LISTED ENTRIES ->
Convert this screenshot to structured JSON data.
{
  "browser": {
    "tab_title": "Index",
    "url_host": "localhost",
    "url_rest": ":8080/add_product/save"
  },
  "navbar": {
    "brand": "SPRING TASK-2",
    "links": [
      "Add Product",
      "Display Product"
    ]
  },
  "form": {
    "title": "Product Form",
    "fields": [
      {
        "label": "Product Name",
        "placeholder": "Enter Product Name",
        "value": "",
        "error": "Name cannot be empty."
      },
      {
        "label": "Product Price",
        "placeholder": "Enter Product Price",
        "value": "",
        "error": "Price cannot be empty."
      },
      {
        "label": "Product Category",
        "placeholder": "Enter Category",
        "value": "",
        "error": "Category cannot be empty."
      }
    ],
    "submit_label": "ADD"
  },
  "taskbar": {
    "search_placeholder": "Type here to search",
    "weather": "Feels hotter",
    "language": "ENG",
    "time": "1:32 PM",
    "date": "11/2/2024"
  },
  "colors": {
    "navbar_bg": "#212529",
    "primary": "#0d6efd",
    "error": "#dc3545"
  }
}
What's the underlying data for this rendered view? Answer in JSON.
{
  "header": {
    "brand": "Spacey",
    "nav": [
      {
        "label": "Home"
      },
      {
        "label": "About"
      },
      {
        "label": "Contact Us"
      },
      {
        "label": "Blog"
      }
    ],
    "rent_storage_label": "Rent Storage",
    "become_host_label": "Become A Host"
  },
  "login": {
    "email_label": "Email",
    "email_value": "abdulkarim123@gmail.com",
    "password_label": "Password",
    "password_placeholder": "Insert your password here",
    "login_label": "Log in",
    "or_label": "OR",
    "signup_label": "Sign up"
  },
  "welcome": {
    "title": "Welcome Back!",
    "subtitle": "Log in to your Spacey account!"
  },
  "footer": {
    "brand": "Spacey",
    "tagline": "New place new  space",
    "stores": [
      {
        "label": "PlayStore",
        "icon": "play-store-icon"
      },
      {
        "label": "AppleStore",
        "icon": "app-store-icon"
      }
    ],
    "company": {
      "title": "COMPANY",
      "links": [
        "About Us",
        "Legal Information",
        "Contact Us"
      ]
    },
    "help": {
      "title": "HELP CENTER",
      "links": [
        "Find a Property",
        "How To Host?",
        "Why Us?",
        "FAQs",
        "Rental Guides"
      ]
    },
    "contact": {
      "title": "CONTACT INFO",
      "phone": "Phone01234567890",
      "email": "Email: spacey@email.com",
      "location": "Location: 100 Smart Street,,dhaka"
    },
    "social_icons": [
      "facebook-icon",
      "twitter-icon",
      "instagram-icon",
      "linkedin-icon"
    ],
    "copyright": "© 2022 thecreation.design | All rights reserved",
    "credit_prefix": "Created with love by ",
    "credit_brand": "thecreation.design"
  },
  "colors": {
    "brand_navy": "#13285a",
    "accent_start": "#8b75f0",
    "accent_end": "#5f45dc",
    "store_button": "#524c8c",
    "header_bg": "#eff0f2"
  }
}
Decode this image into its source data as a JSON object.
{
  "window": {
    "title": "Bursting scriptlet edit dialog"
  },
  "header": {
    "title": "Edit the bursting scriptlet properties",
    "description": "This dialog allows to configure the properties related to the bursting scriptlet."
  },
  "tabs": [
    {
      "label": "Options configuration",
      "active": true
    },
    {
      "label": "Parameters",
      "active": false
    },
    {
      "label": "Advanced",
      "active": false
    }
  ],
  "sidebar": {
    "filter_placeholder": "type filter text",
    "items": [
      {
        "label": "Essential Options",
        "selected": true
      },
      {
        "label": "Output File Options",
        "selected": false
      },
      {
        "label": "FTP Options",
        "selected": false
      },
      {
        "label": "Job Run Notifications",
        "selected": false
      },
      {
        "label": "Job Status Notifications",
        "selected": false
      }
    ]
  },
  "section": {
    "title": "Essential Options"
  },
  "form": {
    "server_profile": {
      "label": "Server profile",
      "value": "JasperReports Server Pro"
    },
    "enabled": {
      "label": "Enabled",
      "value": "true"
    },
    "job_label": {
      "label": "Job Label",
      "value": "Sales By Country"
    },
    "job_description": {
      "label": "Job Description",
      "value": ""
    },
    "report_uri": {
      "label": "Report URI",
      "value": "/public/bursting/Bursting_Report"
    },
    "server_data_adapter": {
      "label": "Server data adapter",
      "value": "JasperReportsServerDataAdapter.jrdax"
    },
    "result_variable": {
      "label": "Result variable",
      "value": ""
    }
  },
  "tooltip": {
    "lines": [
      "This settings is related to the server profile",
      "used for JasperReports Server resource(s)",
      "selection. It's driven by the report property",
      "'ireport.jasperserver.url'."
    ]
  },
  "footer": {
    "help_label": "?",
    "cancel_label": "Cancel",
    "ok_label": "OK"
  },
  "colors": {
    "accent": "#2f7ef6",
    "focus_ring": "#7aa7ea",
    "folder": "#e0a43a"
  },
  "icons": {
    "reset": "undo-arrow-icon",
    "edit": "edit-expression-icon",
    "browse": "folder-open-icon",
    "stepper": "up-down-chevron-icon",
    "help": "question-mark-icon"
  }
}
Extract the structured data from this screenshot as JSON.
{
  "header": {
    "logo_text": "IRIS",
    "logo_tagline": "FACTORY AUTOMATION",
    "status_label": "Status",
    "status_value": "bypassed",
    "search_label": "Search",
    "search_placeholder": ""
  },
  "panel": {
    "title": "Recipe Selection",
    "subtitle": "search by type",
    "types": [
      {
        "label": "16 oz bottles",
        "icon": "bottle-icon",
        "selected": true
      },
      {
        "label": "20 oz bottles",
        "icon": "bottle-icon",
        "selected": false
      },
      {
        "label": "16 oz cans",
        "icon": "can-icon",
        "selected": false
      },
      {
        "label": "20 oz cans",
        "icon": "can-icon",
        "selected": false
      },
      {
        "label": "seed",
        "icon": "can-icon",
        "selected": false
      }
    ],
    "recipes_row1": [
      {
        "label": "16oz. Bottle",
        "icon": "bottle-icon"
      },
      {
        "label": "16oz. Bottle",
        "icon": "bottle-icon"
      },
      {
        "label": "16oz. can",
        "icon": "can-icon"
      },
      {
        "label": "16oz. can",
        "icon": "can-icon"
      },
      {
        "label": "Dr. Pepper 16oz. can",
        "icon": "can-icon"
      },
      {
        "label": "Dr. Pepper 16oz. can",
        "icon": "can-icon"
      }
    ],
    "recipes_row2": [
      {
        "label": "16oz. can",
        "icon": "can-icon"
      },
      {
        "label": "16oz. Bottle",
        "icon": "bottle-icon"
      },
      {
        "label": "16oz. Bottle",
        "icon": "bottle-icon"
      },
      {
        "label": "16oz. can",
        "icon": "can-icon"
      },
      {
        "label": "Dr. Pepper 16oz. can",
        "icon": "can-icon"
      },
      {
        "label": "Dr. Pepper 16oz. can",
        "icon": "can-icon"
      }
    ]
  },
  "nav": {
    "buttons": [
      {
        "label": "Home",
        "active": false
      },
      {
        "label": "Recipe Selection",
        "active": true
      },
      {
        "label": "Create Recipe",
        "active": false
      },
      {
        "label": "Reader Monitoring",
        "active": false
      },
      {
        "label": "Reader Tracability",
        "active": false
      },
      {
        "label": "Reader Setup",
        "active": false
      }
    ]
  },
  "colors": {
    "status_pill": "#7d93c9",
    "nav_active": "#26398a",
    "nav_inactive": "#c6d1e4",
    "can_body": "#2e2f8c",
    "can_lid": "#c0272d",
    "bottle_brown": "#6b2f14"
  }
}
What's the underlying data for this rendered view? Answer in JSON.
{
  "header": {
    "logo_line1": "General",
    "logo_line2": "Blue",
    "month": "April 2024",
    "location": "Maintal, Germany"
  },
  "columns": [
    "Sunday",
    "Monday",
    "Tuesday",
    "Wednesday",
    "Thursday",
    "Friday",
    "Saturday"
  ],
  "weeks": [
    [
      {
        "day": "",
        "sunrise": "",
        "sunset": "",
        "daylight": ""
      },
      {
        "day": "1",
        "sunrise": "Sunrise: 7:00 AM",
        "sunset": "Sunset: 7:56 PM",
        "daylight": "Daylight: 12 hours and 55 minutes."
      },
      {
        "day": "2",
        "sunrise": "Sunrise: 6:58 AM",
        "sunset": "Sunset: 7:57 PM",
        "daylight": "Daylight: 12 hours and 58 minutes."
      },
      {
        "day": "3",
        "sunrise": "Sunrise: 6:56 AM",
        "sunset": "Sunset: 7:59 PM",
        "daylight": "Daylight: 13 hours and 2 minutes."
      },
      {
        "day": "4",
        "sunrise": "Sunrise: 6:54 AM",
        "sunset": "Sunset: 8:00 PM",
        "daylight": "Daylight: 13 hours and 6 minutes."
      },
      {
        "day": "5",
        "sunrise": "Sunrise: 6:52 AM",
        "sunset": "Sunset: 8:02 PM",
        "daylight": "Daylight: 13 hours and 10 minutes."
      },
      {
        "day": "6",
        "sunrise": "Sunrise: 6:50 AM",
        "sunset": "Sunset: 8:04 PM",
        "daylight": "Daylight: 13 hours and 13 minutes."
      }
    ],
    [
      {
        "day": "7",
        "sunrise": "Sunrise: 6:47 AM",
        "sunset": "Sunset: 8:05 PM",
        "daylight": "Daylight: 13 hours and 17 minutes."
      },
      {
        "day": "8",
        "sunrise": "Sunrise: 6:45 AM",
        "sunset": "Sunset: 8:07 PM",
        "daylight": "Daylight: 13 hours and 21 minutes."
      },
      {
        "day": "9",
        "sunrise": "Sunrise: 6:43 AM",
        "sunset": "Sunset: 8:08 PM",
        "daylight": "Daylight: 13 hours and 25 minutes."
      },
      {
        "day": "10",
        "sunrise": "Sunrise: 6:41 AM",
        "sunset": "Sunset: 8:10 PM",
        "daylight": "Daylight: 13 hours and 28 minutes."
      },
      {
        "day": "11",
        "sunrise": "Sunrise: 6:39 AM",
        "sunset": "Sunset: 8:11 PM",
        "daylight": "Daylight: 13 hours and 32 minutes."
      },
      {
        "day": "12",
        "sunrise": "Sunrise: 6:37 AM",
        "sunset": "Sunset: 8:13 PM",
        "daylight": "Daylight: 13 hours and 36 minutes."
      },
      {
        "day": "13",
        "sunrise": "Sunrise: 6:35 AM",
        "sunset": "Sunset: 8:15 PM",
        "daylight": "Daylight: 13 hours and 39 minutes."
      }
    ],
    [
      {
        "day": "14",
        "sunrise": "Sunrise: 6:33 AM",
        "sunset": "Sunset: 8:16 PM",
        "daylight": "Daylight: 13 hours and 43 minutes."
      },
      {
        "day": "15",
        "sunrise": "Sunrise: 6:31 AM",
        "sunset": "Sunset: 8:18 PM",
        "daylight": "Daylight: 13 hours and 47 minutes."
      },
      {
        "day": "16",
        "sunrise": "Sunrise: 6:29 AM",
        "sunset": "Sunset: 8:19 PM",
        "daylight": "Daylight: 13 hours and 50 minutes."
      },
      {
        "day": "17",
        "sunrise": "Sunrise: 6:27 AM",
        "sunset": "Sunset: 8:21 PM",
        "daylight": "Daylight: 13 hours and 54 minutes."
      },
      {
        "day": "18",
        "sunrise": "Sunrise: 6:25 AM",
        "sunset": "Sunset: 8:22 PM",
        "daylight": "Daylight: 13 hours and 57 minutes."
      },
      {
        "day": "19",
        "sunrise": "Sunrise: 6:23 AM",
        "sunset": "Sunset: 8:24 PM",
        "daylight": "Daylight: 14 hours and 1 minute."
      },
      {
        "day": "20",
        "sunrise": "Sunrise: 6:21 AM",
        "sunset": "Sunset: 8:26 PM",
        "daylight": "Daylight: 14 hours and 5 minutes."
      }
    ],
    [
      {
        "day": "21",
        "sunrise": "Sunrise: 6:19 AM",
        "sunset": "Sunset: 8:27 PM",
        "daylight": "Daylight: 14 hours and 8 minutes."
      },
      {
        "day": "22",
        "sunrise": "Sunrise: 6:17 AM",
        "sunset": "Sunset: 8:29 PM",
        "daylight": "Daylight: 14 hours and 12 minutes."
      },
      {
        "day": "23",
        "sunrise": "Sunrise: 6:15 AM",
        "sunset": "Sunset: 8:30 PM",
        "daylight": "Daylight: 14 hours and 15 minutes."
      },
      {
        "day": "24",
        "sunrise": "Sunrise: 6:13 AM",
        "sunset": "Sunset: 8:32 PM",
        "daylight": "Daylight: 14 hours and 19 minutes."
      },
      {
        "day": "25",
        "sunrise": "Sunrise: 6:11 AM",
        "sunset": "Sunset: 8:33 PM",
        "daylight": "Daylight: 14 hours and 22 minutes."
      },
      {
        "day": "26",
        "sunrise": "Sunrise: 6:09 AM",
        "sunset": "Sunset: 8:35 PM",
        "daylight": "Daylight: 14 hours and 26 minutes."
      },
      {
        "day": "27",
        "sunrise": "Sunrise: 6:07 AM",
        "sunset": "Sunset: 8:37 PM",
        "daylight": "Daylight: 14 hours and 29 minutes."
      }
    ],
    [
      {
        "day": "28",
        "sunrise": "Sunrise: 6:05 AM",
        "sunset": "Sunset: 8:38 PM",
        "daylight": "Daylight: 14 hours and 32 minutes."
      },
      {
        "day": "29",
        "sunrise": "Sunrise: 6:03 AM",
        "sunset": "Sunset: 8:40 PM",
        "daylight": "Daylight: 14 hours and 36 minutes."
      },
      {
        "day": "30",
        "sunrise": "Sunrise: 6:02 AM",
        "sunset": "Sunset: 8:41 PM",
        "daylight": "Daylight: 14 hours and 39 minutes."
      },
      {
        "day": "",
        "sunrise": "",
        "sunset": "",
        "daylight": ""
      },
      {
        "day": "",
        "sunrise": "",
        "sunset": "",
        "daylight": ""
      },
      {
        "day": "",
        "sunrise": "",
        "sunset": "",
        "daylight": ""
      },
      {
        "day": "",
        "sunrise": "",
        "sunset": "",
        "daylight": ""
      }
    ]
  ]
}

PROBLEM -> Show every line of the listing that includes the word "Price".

ANSWER SECTION ->
        "label": "Product Price",
        "placeholder": "Enter Product Price",
        "error": "Price cannot be empty."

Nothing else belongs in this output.